Fresh flowers can last longer whether from your garden or the florist. Cut flowers in the morning before the temperatures rise. Use a sharp knife or scissors so stems aren't crushed. Keep flowers in a bucket full of water as you cut. Condition the flowers, whether store bought or fresh from your garden, by placing them in a bucket of ice water. Remove any leaves that will be underwater when arranged.
Use Clean Containers
Scrub the bucket you use as you cut the flowers and the vase for the final arrangement with a solution of 1 tbsp of laundry bleach to 1 quart of water. Rinse well. Every three or four days, remove the flowers from the vase and rinse the vase with additional bleach water. Rinse with clear water. Fill the vase with ice water and replace the flowers.

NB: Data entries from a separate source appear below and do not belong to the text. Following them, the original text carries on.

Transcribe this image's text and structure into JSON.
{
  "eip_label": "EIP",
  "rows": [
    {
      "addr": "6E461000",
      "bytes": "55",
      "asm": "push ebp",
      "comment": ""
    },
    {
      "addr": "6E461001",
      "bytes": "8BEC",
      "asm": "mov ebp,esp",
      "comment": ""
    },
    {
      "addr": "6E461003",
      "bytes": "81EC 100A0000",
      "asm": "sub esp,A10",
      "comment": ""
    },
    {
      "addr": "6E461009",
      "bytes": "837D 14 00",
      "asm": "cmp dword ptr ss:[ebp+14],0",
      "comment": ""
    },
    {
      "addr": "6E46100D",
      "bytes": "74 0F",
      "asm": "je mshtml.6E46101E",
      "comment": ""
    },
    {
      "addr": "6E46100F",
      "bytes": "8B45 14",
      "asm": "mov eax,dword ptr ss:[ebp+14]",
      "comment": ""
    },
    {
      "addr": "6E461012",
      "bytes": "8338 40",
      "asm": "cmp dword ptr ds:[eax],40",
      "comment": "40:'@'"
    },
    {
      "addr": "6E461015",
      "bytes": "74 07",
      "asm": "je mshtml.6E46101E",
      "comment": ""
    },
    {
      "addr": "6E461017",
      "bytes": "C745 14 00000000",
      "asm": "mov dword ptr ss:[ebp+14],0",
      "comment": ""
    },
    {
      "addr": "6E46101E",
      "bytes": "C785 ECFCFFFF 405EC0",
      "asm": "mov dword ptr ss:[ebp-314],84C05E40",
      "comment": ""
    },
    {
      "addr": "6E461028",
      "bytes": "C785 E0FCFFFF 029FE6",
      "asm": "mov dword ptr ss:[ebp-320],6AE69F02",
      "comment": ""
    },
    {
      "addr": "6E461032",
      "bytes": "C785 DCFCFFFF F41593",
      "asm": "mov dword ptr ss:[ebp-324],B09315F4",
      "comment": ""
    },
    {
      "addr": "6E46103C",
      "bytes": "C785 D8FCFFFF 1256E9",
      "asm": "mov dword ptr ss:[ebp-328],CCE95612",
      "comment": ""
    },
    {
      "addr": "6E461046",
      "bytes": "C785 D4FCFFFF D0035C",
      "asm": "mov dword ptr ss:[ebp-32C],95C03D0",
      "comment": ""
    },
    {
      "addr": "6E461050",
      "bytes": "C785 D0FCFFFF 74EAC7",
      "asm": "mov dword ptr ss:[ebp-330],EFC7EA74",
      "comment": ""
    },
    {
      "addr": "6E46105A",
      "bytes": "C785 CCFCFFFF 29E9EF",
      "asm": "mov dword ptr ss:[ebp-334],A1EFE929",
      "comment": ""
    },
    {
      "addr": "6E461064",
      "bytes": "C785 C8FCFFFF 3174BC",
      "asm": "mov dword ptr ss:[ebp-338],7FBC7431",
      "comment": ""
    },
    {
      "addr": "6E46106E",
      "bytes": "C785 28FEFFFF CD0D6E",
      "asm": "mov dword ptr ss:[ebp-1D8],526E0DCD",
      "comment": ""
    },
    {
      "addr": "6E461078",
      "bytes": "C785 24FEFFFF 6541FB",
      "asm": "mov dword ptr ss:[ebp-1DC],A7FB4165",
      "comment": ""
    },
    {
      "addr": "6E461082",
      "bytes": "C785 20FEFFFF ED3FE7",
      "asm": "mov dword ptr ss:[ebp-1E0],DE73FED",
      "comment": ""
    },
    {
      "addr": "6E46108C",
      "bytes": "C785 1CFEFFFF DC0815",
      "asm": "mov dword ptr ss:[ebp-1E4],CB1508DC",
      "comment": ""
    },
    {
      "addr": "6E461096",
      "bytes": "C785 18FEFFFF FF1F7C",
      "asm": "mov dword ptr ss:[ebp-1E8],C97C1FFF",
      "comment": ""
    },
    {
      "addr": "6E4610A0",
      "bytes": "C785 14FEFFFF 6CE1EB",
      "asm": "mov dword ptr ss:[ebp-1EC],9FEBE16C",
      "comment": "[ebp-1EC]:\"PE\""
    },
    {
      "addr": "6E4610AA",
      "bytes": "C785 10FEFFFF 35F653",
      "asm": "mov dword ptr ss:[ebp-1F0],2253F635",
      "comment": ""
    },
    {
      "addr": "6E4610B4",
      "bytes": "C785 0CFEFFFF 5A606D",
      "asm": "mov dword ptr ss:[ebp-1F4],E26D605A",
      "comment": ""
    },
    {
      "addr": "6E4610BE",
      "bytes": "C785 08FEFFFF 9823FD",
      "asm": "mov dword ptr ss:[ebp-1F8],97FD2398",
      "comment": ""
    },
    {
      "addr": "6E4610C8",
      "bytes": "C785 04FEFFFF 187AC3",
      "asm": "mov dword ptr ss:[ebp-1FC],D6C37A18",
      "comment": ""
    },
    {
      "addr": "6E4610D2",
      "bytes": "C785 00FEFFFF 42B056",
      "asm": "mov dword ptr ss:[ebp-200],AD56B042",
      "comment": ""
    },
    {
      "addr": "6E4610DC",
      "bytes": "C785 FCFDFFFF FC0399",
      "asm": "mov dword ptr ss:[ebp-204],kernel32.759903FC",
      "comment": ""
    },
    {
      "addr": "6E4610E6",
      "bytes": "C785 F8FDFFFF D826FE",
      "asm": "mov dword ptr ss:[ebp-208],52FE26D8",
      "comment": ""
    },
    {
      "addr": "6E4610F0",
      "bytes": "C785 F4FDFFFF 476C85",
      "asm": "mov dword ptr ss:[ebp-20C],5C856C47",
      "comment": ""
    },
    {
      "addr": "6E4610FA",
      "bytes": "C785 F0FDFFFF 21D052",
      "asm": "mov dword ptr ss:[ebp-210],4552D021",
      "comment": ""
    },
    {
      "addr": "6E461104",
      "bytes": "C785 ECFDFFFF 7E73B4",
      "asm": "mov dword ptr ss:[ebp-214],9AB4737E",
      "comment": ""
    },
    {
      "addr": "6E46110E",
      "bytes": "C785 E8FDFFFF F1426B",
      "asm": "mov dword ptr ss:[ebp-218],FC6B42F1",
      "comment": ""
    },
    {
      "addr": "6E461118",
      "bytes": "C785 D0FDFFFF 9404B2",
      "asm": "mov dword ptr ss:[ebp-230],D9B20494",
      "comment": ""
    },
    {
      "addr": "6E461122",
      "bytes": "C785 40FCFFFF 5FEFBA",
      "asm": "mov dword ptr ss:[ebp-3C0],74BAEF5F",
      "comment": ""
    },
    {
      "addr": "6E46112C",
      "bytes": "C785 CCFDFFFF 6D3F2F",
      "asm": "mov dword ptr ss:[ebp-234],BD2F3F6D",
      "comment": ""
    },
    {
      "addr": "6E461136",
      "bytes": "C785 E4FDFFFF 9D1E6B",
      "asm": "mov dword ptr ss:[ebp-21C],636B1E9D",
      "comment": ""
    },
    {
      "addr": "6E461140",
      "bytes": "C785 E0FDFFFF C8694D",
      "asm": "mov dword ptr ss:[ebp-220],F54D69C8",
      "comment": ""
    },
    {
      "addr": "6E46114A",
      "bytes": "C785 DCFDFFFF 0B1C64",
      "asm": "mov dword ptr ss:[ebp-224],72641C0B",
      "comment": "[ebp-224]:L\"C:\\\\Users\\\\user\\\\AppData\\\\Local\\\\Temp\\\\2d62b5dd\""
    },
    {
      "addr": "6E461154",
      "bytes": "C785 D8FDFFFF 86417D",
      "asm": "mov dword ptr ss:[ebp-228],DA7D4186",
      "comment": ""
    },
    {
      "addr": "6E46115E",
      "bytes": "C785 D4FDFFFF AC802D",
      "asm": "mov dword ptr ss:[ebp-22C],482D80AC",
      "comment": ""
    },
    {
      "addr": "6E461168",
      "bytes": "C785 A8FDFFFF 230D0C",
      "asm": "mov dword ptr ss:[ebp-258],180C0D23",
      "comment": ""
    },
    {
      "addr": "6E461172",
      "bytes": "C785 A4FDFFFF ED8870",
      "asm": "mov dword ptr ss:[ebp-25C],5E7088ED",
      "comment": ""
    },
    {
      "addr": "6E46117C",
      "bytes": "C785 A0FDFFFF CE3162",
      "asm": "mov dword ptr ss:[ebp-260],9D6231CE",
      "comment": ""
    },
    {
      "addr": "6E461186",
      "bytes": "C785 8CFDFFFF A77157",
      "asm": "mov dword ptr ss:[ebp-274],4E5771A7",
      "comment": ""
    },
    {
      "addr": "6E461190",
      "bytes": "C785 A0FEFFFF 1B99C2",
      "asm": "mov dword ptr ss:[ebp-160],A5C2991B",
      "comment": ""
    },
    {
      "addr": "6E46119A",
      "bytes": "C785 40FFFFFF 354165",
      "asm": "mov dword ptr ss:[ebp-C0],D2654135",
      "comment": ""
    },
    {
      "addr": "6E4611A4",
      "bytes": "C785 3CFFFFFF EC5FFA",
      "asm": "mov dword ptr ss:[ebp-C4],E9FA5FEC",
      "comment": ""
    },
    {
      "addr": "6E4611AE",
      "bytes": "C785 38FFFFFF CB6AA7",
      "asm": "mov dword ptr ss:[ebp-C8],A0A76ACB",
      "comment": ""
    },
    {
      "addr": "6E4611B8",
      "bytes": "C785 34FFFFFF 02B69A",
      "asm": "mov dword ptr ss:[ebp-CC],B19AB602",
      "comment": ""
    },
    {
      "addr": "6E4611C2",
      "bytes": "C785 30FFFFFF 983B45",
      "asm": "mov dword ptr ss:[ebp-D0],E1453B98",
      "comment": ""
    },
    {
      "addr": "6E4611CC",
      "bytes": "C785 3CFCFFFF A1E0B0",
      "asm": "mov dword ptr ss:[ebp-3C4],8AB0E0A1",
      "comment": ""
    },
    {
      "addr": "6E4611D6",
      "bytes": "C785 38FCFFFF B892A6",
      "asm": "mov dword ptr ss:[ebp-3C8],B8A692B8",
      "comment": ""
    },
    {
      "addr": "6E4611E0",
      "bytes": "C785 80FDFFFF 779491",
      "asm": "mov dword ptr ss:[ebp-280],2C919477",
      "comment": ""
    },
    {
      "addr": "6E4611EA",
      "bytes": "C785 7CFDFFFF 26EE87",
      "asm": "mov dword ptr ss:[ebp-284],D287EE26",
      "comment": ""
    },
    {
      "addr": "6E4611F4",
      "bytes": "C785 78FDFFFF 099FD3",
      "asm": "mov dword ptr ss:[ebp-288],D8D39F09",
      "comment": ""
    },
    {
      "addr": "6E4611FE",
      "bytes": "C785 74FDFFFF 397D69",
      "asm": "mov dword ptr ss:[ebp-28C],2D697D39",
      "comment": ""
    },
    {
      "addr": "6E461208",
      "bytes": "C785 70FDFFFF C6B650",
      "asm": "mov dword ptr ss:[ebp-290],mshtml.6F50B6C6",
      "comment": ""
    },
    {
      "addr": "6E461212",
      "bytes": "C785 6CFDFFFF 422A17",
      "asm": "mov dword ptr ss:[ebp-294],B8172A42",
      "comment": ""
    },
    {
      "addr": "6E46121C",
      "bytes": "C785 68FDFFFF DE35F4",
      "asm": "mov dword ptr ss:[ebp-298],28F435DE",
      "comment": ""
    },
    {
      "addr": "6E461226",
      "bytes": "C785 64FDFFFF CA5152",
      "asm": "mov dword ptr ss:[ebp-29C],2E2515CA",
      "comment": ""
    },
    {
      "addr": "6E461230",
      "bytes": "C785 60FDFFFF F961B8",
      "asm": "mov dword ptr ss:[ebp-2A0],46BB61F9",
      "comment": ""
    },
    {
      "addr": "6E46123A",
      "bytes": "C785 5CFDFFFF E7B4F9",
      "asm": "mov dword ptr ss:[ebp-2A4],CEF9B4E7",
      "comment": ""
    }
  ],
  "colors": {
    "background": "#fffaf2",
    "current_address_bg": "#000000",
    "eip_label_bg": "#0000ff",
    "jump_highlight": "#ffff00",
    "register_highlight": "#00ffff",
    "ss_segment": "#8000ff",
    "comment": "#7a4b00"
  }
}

Soak the Foam
If the flowers are in floral foam, removing the flowers to recut the stems ruins the arrangement. In that case, every two or three days, tip the container to drain out as much water as possible. Fill the sink with ice water, and plunge the container into the sink. Let it sit in the sink full of ice water for 15 minutes.
Recut the Stems
Flowers draw up water through the cells in the stems. Those cells eventually get clogged and die. Recutting the stems exposes fresh cells and allows the flowers to stay fresh longer. Cut the stems with sharp scissors or a knife. If possible, cut the stems underwater so air doesn't get into the stems and block the water flow. Recut the stems every two or three days.
Fresh Ice Water
Change the water daily. Remove the flowers, and dump the old water out of the vase. Rinse the vase and refill it with ice water. Replace the flowers.
Mist with Water
Mist the flowers with a fine spray of water every day. If the vase is placed on fine furniture, move it to the kitchen to mist. Since the water should be changed everyday, do the misting at the same time.
Where you place the flowers has a lot to do with how fresh they stay. Putting the flowers in front of a hot window or under the heating vent will cause the flowers to fade faster. Tropical flowers, such as orchids, don't do well with cold breezes or near an air conditioning vent.